Data shown Start Marker

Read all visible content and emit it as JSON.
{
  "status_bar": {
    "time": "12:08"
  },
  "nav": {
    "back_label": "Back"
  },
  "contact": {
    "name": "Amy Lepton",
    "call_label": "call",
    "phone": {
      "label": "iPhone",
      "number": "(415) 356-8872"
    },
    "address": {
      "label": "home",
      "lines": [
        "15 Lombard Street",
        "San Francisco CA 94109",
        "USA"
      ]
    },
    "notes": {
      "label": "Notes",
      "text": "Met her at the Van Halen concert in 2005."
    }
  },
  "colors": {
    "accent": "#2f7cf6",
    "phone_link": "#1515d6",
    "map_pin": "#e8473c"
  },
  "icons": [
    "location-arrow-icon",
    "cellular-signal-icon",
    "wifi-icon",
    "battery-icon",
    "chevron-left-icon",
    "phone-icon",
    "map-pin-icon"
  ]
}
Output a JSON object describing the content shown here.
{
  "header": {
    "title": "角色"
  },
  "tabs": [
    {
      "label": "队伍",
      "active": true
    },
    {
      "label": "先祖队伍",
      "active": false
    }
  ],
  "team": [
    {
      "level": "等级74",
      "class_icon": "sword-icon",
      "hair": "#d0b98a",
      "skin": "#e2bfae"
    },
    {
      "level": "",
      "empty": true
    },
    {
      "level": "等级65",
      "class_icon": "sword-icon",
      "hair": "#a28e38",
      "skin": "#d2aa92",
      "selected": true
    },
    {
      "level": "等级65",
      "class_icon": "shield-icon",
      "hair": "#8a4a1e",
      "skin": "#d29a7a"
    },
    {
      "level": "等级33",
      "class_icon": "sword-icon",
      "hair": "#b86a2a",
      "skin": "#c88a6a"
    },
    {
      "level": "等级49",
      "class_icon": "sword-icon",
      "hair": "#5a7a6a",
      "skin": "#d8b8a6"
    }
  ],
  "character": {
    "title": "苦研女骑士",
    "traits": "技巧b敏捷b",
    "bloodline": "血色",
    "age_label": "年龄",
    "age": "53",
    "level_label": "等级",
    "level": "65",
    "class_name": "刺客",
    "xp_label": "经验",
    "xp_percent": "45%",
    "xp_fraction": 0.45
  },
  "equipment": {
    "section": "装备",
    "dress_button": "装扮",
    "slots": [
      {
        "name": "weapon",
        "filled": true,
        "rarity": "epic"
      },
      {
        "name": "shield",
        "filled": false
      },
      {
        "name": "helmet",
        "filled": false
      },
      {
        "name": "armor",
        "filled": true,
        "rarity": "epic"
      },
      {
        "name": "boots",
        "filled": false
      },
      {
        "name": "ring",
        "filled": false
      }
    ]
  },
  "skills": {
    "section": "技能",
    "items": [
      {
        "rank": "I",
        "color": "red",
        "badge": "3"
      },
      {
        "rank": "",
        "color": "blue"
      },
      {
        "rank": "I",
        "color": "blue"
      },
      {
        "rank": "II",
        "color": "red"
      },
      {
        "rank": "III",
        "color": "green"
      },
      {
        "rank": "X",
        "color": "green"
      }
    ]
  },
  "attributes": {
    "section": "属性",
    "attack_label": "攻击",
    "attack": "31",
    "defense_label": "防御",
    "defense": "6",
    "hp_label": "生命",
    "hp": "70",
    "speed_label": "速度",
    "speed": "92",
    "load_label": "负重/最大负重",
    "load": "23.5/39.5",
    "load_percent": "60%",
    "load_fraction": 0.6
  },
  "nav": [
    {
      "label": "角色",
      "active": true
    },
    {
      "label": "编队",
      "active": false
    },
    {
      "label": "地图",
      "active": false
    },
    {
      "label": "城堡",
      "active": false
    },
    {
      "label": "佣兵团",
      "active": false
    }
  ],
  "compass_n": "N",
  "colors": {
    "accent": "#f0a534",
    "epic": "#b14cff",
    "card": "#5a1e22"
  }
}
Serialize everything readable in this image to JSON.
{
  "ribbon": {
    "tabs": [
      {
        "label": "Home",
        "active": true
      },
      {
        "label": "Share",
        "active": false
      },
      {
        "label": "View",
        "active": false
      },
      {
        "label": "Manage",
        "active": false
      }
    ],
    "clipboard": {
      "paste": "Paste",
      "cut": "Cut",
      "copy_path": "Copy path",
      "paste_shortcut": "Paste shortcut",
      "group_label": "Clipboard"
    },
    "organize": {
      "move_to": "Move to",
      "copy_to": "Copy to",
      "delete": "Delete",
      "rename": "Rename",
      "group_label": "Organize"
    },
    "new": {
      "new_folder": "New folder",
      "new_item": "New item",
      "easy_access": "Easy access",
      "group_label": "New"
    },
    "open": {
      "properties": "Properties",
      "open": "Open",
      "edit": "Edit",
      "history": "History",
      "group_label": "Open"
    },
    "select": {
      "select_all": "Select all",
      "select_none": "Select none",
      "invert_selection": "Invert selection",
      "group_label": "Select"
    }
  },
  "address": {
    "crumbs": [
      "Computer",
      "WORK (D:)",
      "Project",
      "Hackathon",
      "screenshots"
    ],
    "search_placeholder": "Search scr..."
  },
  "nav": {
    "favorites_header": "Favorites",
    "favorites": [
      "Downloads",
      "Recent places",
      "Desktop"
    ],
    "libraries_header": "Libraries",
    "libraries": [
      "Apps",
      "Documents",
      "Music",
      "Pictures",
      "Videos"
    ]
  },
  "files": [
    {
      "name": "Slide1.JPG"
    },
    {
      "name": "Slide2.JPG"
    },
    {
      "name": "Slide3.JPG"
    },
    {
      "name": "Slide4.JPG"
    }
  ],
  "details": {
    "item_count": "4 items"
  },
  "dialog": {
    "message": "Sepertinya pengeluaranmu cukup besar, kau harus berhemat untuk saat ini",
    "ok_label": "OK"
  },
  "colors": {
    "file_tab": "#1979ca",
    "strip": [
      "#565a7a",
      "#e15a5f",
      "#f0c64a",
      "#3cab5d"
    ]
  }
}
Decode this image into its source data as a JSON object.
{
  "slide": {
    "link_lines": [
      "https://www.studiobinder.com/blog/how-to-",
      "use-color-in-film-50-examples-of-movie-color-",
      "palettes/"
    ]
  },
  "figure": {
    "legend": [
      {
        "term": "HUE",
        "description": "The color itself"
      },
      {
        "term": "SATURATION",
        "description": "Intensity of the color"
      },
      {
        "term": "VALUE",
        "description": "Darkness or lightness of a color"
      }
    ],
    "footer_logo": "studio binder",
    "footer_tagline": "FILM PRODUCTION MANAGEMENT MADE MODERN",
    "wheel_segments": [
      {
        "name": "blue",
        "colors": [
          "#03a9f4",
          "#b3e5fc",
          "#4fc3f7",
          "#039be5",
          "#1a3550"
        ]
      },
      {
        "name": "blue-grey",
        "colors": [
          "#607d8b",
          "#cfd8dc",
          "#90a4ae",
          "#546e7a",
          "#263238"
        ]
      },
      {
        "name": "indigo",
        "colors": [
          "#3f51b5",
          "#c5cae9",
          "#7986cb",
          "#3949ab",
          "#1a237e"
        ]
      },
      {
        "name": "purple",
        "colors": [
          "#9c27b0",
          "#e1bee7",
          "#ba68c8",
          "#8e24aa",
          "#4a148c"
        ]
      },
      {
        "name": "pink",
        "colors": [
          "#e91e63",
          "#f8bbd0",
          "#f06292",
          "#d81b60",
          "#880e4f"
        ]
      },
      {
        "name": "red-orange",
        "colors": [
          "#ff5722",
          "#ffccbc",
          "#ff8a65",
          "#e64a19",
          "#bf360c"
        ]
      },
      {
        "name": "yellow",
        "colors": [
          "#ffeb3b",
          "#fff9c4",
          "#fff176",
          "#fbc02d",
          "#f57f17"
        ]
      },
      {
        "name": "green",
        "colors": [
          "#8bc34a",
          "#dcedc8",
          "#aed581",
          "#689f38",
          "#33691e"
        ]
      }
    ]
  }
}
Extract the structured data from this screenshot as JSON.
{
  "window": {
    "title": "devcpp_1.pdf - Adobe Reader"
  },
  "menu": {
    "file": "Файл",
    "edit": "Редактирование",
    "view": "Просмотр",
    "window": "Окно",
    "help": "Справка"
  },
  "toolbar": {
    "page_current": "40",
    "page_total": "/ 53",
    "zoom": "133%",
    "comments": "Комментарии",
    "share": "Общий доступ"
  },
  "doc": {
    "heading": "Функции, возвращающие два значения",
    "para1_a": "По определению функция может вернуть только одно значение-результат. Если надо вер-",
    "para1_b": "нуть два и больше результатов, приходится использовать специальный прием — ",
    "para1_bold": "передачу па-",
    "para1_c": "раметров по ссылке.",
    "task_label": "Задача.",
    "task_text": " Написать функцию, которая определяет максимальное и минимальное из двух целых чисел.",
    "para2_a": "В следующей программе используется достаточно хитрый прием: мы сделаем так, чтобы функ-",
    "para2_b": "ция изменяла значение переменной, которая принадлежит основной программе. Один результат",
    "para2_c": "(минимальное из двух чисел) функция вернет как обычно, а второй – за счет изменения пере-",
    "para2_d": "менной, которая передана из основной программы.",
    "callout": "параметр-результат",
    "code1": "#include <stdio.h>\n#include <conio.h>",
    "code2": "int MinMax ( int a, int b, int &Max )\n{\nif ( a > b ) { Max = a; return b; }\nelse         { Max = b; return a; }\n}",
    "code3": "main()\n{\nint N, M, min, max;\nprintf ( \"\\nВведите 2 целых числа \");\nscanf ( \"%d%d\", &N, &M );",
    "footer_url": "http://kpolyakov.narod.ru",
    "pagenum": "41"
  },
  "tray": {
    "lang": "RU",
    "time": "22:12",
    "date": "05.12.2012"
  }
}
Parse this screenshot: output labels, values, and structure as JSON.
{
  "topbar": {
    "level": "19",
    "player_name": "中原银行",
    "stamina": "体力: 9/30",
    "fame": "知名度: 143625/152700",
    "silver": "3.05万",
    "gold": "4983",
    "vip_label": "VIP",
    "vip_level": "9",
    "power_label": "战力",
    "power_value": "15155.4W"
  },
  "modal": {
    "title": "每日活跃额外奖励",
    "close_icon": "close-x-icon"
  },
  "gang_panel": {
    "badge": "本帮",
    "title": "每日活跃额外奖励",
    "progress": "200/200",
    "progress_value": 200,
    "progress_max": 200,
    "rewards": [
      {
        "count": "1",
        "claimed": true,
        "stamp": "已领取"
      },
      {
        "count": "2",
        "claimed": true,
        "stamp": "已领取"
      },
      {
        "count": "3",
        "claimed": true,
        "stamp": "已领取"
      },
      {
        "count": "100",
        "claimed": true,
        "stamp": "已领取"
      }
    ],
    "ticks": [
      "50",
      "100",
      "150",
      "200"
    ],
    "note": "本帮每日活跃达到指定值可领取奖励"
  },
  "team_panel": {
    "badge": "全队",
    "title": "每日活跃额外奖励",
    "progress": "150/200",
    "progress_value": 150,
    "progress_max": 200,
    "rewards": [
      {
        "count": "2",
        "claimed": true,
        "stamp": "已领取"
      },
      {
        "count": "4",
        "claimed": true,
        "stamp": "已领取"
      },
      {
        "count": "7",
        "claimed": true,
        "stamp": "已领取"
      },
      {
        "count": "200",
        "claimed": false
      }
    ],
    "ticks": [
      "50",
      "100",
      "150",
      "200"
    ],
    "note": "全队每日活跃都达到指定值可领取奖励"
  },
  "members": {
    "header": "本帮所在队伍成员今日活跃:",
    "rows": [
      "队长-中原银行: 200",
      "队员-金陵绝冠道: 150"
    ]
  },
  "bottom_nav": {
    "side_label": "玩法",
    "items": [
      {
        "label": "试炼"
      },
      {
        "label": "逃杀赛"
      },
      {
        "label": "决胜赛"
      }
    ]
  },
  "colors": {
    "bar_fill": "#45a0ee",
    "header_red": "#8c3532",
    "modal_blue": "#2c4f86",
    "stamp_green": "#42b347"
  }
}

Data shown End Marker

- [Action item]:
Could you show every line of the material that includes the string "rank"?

- [Response]:
        "rank": "I",
        "rank": "",
        "rank": "I",
        "rank": "II",
        "rank": "III",
        "rank": "X",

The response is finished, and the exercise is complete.